Tony Soprano must be rolling over in his grave.
Two years ago, deadbeat debtor General Motors told the government it needed billions of dollars in bailouts or it would go bankrupt. It got the money -- then went bankrupt anyway. This alone would've earned it a kneecapping from the Soprano crew.
Fast-forward two years and GM CEO Ed Whitacre emerged Wednesday from a meeting with Treasury Secretary Timothy Geithner and Speaker of the House Nancy Pelosi to proclaim that, just like fellow TARP recipients Bank of America, Citigroup, and Wells Fargo, GM had paid its tab: $7 billion in government loans [claps hands and makes whisking motion] gone!
Which is great, Ed, but -- wait a minute, getting out my calculator here -- didn't we give you guys $50 billion?
60% of what is what?
Actually, we did. But don't worry. According to Whitacre, GM's good for the other $43 billion. Says he: "I think the stock could be worth a lot and the taxpayers could get all their money."
You see, when GM filed for bankruptcy, the U.S. government took a 60% stake in the company in lieu of repayment. (Which is why GM's corporate structure is described by some -- literally and accurately -- as a subsidiary of the Department of Treasury.) Whitacre says he has every intention of making good on that investment and getting out of the "Government Motors" business. But how likely is it that we'll succeed in converting our national 60% shareholding in GM into $43 billion, cash money?

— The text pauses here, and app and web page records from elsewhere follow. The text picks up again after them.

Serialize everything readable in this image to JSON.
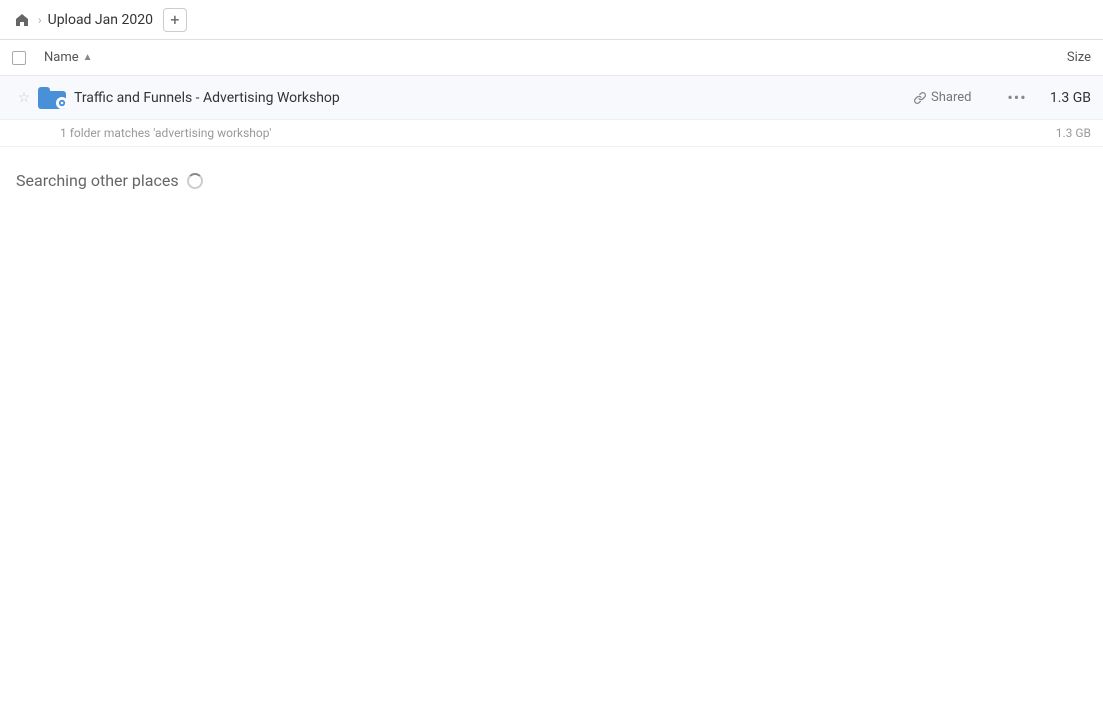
{
  "header": {
    "home_icon": "🏠",
    "separator": "›",
    "breadcrumb_label": "Upload Jan 2020",
    "add_tab_icon": "+"
  },
  "table": {
    "checkbox_col": "",
    "name_col_label": "Name",
    "sort_arrow": "▲",
    "size_col_label": "Size"
  },
  "result_row": {
    "name": "Traffic and Funnels - Advertising Workshop",
    "shared_label": "Shared",
    "more_icon": "···",
    "size": "1.3 GB",
    "star_icon": "☆",
    "link_icon": "🔗"
  },
  "match_info": {
    "text": "1 folder matches 'advertising workshop'",
    "size": "1.3 GB"
  },
  "searching_section": {
    "label": "Searching other places"
  }
}
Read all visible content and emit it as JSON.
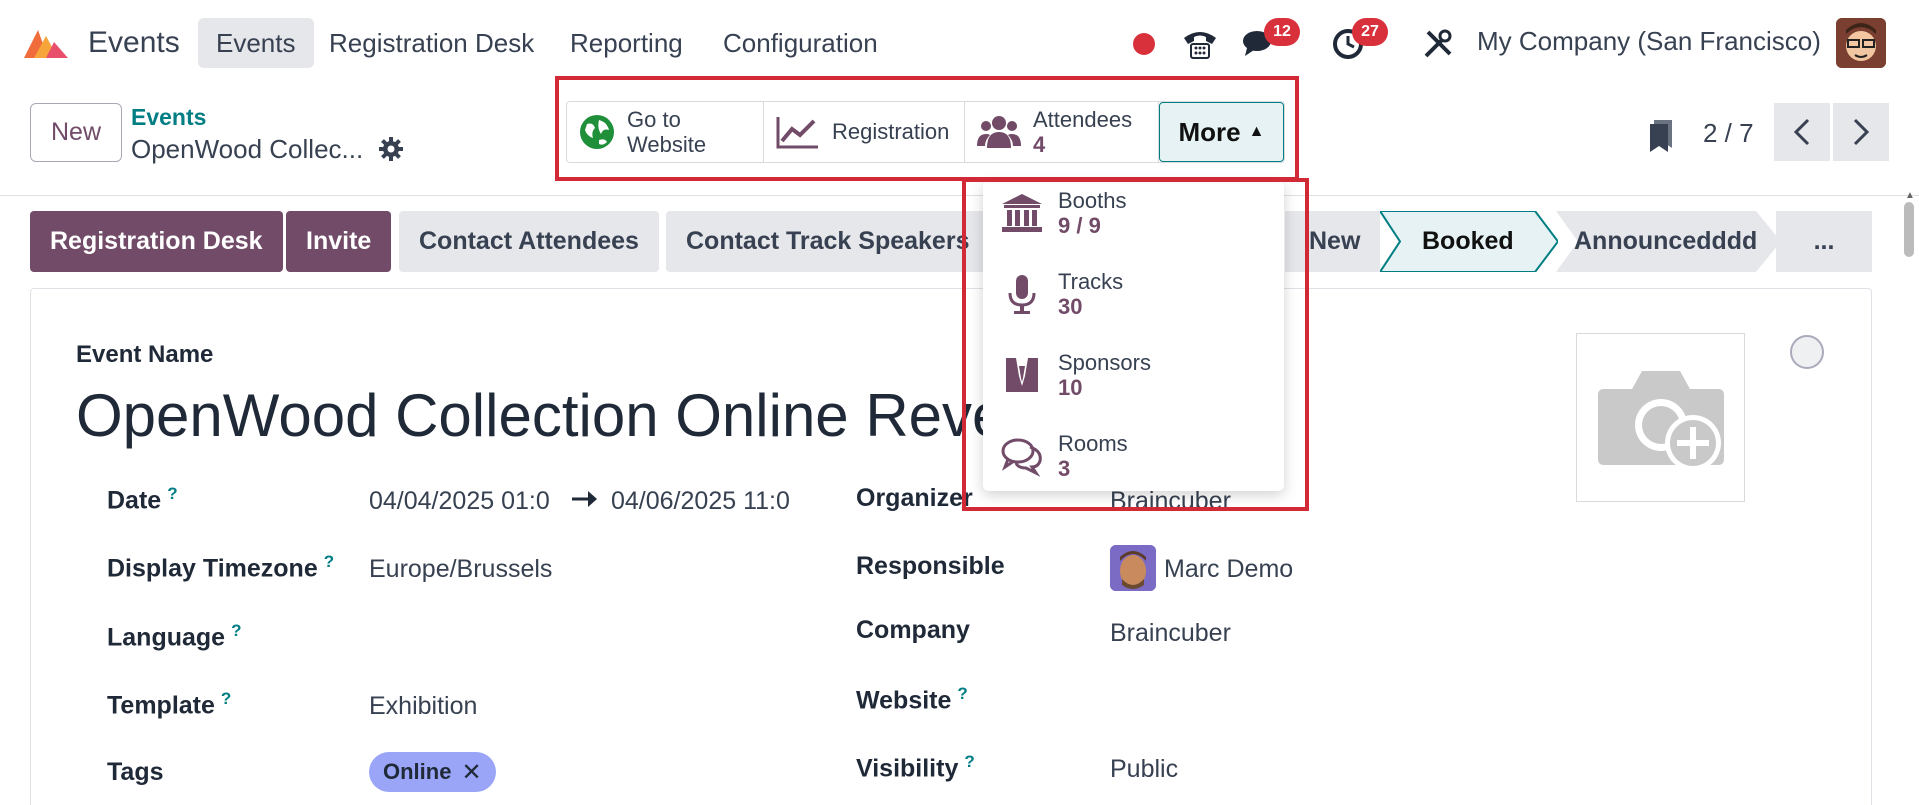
{
  "app": {
    "name": "Events"
  },
  "menu": [
    "Events",
    "Registration Desk",
    "Reporting",
    "Configuration"
  ],
  "system": {
    "messages_badge": "12",
    "activities_badge": "27",
    "company": "My Company (San Francisco)"
  },
  "control": {
    "new_label": "New",
    "breadcrumb_parent": "Events",
    "breadcrumb_current": "OpenWood Collec...",
    "pager": "2 / 7"
  },
  "smart_buttons": {
    "website_line1": "Go to",
    "website_line2": "Website",
    "registration": "Registration",
    "attendees_label": "Attendees",
    "attendees_count": "4",
    "more": "More"
  },
  "more_menu": [
    {
      "label": "Booths",
      "value": "9 / 9",
      "icon": "bank-icon"
    },
    {
      "label": "Tracks",
      "value": "30",
      "icon": "microphone-icon"
    },
    {
      "label": "Sponsors",
      "value": "10",
      "icon": "sponsor-flag-icon"
    },
    {
      "label": "Rooms",
      "value": "3",
      "icon": "chat-bubbles-icon"
    }
  ],
  "actions": [
    "Registration Desk",
    "Invite",
    "Contact Attendees",
    "Contact Track Speakers"
  ],
  "stages": [
    "New",
    "Booked",
    "Announcedddd",
    "..."
  ],
  "form": {
    "event_name_label": "Event Name",
    "event_name": "OpenWood Collection Online Reveal",
    "date_label": "Date",
    "date_start": "04/04/2025 01:0",
    "date_end": "04/06/2025 11:0",
    "tz_label": "Display Timezone",
    "tz_value": "Europe/Brussels",
    "language_label": "Language",
    "template_label": "Template",
    "template_value": "Exhibition",
    "tags_label": "Tags",
    "tag": "Online",
    "organizer_label": "Organizer",
    "organizer_value": "Braincuber",
    "responsible_label": "Responsible",
    "responsible_value": "Marc Demo",
    "company_label": "Company",
    "company_value": "Braincuber",
    "website_label": "Website",
    "visibility_label": "Visibility",
    "visibility_value": "Public",
    "help_mark": "?"
  },
  "colors": {
    "primary": "#714b67",
    "accent": "#017e84",
    "highlight": "#d12a36"
  }
}
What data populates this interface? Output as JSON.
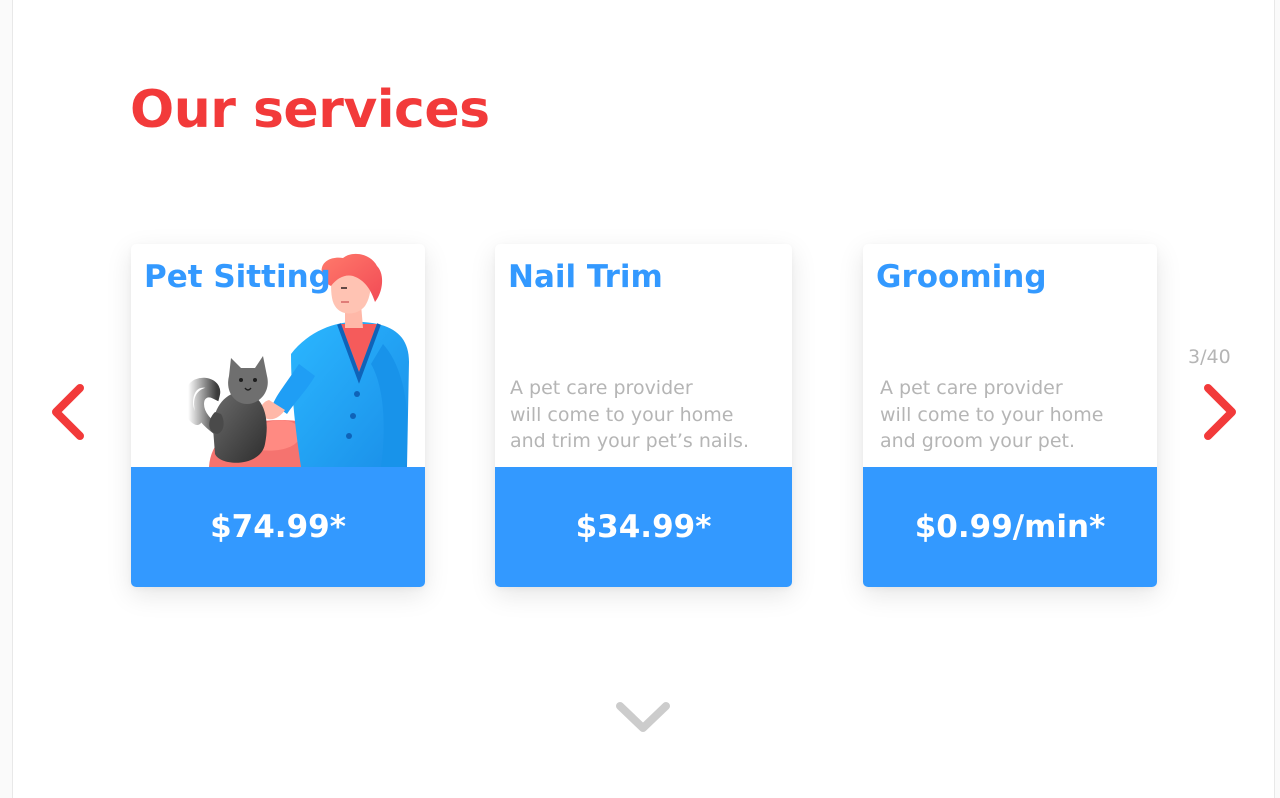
{
  "page": {
    "title": "Our services"
  },
  "services": [
    {
      "title": "Pet Sitting",
      "description": [],
      "price": "$74.99*",
      "illustration": "person-with-cat-illustration"
    },
    {
      "title": "Nail Trim",
      "description": [
        "A pet care provider",
        "will come to your home",
        "and trim your pet’s nails."
      ],
      "price": "$34.99*"
    },
    {
      "title": "Grooming",
      "description": [
        "A pet care provider",
        "will come to your home",
        "and groom your pet."
      ],
      "price": "$0.99/min*"
    }
  ],
  "pager": {
    "text": "3/40"
  },
  "icons": {
    "prev": "chevron-left-icon",
    "next": "chevron-right-icon",
    "scroll_down": "chevron-down-icon"
  },
  "colors": {
    "heading": "#f23a3a",
    "accent_blue": "#3399ff",
    "muted_text": "#b5b5b5",
    "arrow_red": "#f23a3a",
    "chevron_gray": "#cccccc"
  }
}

Earlier this month, GM filed its first complete financial report since emerging from bankruptcy protection. In it, we see that GM booked $104.6 billion in revenue last year and rang up about $21 billion in operating losses. By way of comparison, Ford

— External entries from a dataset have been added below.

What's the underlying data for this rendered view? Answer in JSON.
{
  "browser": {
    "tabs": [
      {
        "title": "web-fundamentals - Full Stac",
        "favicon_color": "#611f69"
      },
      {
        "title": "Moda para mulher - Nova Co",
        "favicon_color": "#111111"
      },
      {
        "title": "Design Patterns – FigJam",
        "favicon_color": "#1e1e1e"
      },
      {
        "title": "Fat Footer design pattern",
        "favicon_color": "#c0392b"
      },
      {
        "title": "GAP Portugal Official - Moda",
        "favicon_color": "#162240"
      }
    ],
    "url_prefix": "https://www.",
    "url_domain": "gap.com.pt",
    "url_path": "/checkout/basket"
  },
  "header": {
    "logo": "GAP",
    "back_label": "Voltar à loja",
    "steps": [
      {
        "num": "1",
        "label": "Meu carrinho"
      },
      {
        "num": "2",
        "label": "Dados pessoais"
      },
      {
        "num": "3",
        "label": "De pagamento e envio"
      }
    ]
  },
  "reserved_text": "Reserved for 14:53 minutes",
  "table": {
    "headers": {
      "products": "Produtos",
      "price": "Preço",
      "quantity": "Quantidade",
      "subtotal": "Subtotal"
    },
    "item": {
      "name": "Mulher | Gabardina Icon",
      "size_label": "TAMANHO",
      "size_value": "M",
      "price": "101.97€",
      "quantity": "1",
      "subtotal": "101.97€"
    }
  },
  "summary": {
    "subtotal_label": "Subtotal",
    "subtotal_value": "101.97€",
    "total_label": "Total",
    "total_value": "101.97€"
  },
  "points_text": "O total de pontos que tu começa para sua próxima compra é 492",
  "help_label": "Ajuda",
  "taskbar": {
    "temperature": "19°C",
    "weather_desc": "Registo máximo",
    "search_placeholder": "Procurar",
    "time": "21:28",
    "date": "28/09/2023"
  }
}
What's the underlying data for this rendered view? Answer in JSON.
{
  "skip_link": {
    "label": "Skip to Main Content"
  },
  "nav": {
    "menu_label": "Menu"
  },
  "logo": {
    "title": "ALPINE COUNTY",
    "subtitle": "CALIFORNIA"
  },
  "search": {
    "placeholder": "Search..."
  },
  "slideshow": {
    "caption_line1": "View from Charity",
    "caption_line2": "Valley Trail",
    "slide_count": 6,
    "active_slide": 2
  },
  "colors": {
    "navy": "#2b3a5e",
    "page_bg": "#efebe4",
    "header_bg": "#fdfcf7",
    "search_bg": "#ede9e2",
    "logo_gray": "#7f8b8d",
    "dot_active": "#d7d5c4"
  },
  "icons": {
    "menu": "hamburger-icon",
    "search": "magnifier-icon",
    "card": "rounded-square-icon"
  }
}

Let's be clear: To make the government's 60% stake in GM worth $43 billion, GM as a whole would require a market cap of approximately $71.7 billion. In other words, GM needs to IPO at a price 50% higher than Ford currently carries. This, despite the fact that GM brought in 12% less revenue than Ford did, and lost more money.
Doesn't seem likely.
A more likely scenario
Continuing with the comparisons, Toyota
GM's about midway between Ford and Honda in terms of revenue. So let's assume investors grant a revitalized GM a price-to-sales ratio somewhere between those of Ford and Honda. Say, a nice, round 0.5 times. This suggests that at $104.6 billion in sales, a newly public GM should fetch roughly $52 billion in market cap, making our national stake in the company worth $31 billion. That's a far cry from $43 billion.
Will our stake ever grow back to the $43 billion we initially sunk into the company? Yes. Simple annual inflation of 3% should turn our $31 billion take into $43 billion in just 11 years. (Of course, those dollars won't be worth as much as they are today.)
A modest, Foolish solution
And so the U.S. government will soon face a choice. GM says it could sell shares to the public as early as the end of this year. Assuming rational investors apply a rational valuation to the stock, the government will have the option of sitting on its GM stake for perhaps a decade (or, more pertinently, three election cycles), at which point it can proudly proclaim its brilliance at having "invested" in GM way back when, and declare the debt to the U.S. taxpayer paid in full.
The government can do that … if it's about as dumb as a doorstop. As fiduciary for the U.S. taxpayer, I'd hope our elected representatives would make better use of our money, or allow us to make better use of our money.
To my Foolish eye, the decision here is patently clear: Just as soon as GM comes public, the government should sell its shares to whomever it can find (China? You hearing me?), take the money, and return it to the taxpayers who fronted it the cash.
Trust us, Tim Geithner. We'll do a better job investing the money than you did.
Got a different take on the situation? Tell us about it in the comments section below.